§ Given records:
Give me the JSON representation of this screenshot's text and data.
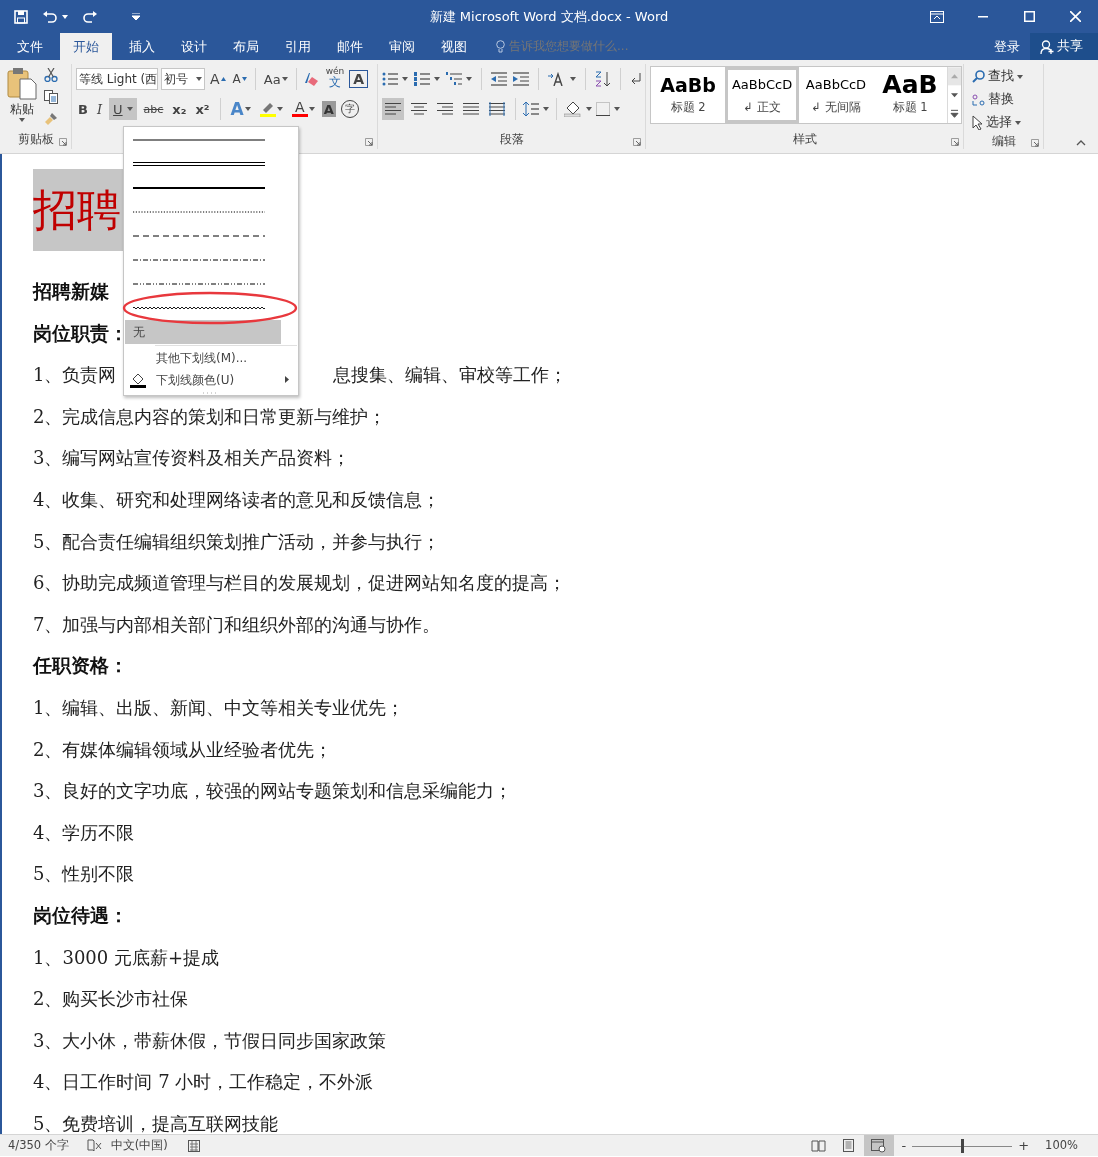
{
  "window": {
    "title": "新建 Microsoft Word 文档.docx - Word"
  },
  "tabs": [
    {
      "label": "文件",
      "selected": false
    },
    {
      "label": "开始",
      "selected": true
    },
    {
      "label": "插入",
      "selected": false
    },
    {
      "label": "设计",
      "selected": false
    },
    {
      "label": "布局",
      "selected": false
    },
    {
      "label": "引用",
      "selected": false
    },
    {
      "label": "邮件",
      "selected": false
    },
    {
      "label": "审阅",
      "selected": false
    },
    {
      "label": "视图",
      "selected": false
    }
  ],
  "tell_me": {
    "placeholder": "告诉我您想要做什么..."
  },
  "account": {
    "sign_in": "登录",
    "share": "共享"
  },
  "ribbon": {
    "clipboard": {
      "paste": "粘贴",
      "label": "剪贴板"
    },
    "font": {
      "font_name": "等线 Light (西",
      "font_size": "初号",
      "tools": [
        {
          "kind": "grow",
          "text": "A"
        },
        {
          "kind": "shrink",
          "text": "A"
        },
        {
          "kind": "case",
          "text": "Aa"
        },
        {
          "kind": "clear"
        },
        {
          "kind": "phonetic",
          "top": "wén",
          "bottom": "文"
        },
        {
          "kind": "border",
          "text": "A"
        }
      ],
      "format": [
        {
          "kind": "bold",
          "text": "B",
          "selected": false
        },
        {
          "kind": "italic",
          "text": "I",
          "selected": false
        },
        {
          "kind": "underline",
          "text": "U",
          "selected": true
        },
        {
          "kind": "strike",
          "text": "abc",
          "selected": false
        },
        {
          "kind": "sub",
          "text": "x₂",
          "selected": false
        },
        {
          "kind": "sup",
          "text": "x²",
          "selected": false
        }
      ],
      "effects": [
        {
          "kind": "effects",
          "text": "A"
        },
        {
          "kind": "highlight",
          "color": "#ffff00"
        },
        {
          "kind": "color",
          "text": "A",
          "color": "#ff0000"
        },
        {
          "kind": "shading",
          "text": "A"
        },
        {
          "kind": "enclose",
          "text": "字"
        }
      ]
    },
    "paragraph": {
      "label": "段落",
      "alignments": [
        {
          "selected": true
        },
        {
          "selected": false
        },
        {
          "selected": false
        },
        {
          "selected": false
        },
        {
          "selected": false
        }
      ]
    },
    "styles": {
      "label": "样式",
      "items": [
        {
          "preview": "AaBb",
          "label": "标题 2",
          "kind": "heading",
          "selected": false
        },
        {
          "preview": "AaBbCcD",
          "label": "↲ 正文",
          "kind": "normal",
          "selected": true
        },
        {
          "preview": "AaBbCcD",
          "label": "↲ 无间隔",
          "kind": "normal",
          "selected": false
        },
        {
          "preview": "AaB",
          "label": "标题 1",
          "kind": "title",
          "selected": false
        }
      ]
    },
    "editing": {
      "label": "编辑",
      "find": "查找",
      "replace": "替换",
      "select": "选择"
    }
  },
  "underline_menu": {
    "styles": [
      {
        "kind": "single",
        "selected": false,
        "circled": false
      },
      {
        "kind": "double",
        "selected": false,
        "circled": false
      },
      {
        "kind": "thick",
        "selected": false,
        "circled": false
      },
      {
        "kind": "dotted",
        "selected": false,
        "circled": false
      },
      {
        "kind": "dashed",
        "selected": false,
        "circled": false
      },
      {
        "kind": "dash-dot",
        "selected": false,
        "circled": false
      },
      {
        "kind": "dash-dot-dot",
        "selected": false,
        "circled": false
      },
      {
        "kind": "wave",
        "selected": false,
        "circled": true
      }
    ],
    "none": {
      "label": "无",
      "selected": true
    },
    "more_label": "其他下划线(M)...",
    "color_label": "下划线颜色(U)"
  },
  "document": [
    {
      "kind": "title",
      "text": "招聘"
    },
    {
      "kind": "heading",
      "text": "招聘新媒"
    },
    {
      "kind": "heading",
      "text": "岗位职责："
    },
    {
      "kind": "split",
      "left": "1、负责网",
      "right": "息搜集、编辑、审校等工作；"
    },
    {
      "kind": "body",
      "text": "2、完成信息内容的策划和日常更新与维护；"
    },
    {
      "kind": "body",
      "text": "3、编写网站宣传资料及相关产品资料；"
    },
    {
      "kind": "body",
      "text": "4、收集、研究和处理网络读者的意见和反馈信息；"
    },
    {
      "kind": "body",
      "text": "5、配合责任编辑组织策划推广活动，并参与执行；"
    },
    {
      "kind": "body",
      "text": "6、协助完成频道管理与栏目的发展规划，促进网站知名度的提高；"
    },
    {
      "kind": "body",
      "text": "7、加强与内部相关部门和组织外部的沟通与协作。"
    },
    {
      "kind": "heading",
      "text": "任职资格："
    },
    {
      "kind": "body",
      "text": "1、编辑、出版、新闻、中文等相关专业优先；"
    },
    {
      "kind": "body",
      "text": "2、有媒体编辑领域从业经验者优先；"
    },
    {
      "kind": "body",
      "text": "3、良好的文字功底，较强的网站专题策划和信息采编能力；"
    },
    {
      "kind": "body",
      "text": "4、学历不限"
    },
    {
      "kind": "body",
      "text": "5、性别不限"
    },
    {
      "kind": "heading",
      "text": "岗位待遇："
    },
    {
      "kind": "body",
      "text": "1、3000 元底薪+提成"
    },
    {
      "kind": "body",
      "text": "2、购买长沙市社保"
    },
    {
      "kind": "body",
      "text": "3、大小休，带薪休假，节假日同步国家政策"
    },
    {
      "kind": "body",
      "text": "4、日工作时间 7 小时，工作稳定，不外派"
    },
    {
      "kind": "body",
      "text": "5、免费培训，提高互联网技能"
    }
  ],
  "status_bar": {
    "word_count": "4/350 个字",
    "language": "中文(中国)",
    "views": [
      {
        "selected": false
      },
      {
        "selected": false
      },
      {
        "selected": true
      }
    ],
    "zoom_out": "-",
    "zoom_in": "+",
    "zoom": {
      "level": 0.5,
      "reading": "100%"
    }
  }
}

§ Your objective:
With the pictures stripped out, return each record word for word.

§ Result of this exercise:
Give me the JSON representation of this screenshot's text and data.
{
  "window": {
    "title": "新建 Microsoft Word 文档.docx - Word"
  },
  "tabs": [
    {
      "label": "文件",
      "selected": false
    },
    {
      "label": "开始",
      "selected": true
    },
    {
      "label": "插入",
      "selected": false
    },
    {
      "label": "设计",
      "selected": false
    },
    {
      "label": "布局",
      "selected": false
    },
    {
      "label": "引用",
      "selected": false
    },
    {
      "label": "邮件",
      "selected": false
    },
    {
      "label": "审阅",
      "selected": false
    },
    {
      "label": "视图",
      "selected": false
    }
  ],
  "tell_me": {
    "placeholder": "告诉我您想要做什么..."
  },
  "account": {
    "sign_in": "登录",
    "share": "共享"
  },
  "ribbon": {
    "clipboard": {
      "paste": "粘贴",
      "label": "剪贴板"
    },
    "font": {
      "font_name": "等线 Light (西",
      "font_size": "初号",
      "tools": [
        {
          "kind": "grow",
          "text": "A"
        },
        {
          "kind": "shrink",
          "text": "A"
        },
        {
          "kind": "case",
          "text": "Aa"
        },
        {
          "kind": "clear"
        },
        {
          "kind": "phonetic",
          "top": "wén",
          "bottom": "文"
        },
        {
          "kind": "border",
          "text": "A"
        }
      ],
      "format": [
        {
          "kind": "bold",
          "text": "B",
          "selected": false
        },
        {
          "kind": "italic",
          "text": "I",
          "selected": false
        },
        {
          "kind": "underline",
          "text": "U",
          "selected": true
        },
        {
          "kind": "strike",
          "text": "abc",
          "selected": false
        },
        {
          "kind": "sub",
          "text": "x₂",
          "selected": false
        },
        {
          "kind": "sup",
          "text": "x²",
          "selected": false
        }
      ],
      "effects": [
        {
          "kind": "effects",
          "text": "A"
        },
        {
          "kind": "highlight",
          "color": "#ffff00"
        },
        {
          "kind": "color",
          "text": "A",
          "color": "#ff0000"
        },
        {
          "kind": "shading",
          "text": "A"
        },
        {
          "kind": "enclose",
          "text": "字"
        }
      ]
    },
    "paragraph": {
      "label": "段落",
      "alignments": [
        {
          "selected": true
        },
        {
          "selected": false
        },
        {
          "selected": false
        },
        {
          "selected": false
        },
        {
          "selected": false
        }
      ]
    },
    "styles": {
      "label": "样式",
      "items": [
        {
          "preview": "AaBb",
          "label": "标题 2",
          "kind": "heading",
          "selected": false
        },
        {
          "preview": "AaBbCcD",
          "label": "↲ 正文",
          "kind": "normal",
          "selected": true
        },
        {
          "preview": "AaBbCcD",
          "label": "↲ 无间隔",
          "kind": "normal",
          "selected": false
        },
        {
          "preview": "AaB",
          "label": "标题 1",
          "kind": "title",
          "selected": false
        }
      ]
    },
    "editing": {
      "label": "编辑",
      "find": "查找",
      "replace": "替换",
      "select": "选择"
    }
  },
  "underline_menu": {
    "styles": [
      {
        "kind": "single",
        "selected": false,
        "circled": false
      },
      {
        "kind": "double",
        "selected": false,
        "circled": false
      },
      {
        "kind": "thick",
        "selected": false,
        "circled": false
      },
      {
        "kind": "dotted",
        "selected": false,
        "circled": false
      },
      {
        "kind": "dashed",
        "selected": false,
        "circled": false
      },
      {
        "kind": "dash-dot",
        "selected": false,
        "circled": false
      },
      {
        "kind": "dash-dot-dot",
        "selected": false,
        "circled": false
      },
      {
        "kind": "wave",
        "selected": false,
        "circled": true
      }
    ],
    "none": {
      "label": "无",
      "selected": true
    },
    "more_label": "其他下划线(M)...",
    "color_label": "下划线颜色(U)"
  },
  "document": [
    {
      "kind": "title",
      "text": "招聘"
    },
    {
      "kind": "heading",
      "text": "招聘新媒"
    },
    {
      "kind": "heading",
      "text": "岗位职责："
    },
    {
      "kind": "split",
      "left": "1、负责网",
      "right": "息搜集、编辑、审校等工作；"
    },
    {
      "kind": "body",
      "text": "2、完成信息内容的策划和日常更新与维护；"
    },
    {
      "kind": "body",
      "text": "3、编写网站宣传资料及相关产品资料；"
    },
    {
      "kind": "body",
      "text": "4、收集、研究和处理网络读者的意见和反馈信息；"
    },
    {
      "kind": "body",
      "text": "5、配合责任编辑组织策划推广活动，并参与执行；"
    },
    {
      "kind": "body",
      "text": "6、协助完成频道管理与栏目的发展规划，促进网站知名度的提高；"
    },
    {
      "kind": "body",
      "text": "7、加强与内部相关部门和组织外部的沟通与协作。"
    },
    {
      "kind": "heading",
      "text": "任职资格："
    },
    {
      "kind": "body",
      "text": "1、编辑、出版、新闻、中文等相关专业优先；"
    },
    {
      "kind": "body",
      "text": "2、有媒体编辑领域从业经验者优先；"
    },
    {
      "kind": "body",
      "text": "3、良好的文字功底，较强的网站专题策划和信息采编能力；"
    },
    {
      "kind": "body",
      "text": "4、学历不限"
    },
    {
      "kind": "body",
      "text": "5、性别不限"
    },
    {
      "kind": "heading",
      "text": "岗位待遇："
    },
    {
      "kind": "body",
      "text": "1、3000 元底薪+提成"
    },
    {
      "kind": "body",
      "text": "2、购买长沙市社保"
    },
    {
      "kind": "body",
      "text": "3、大小休，带薪休假，节假日同步国家政策"
    },
    {
      "kind": "body",
      "text": "4、日工作时间 7 小时，工作稳定，不外派"
    },
    {
      "kind": "body",
      "text": "5、免费培训，提高互联网技能"
    }
  ],
  "status_bar": {
    "word_count": "4/350 个字",
    "language": "中文(中国)",
    "views": [
      {
        "selected": false
      },
      {
        "selected": false
      },
      {
        "selected": true
      }
    ],
    "zoom_out": "-",
    "zoom_in": "+",
    "zoom": {
      "level": 0.5,
      "reading": "100%"
    }
  }
}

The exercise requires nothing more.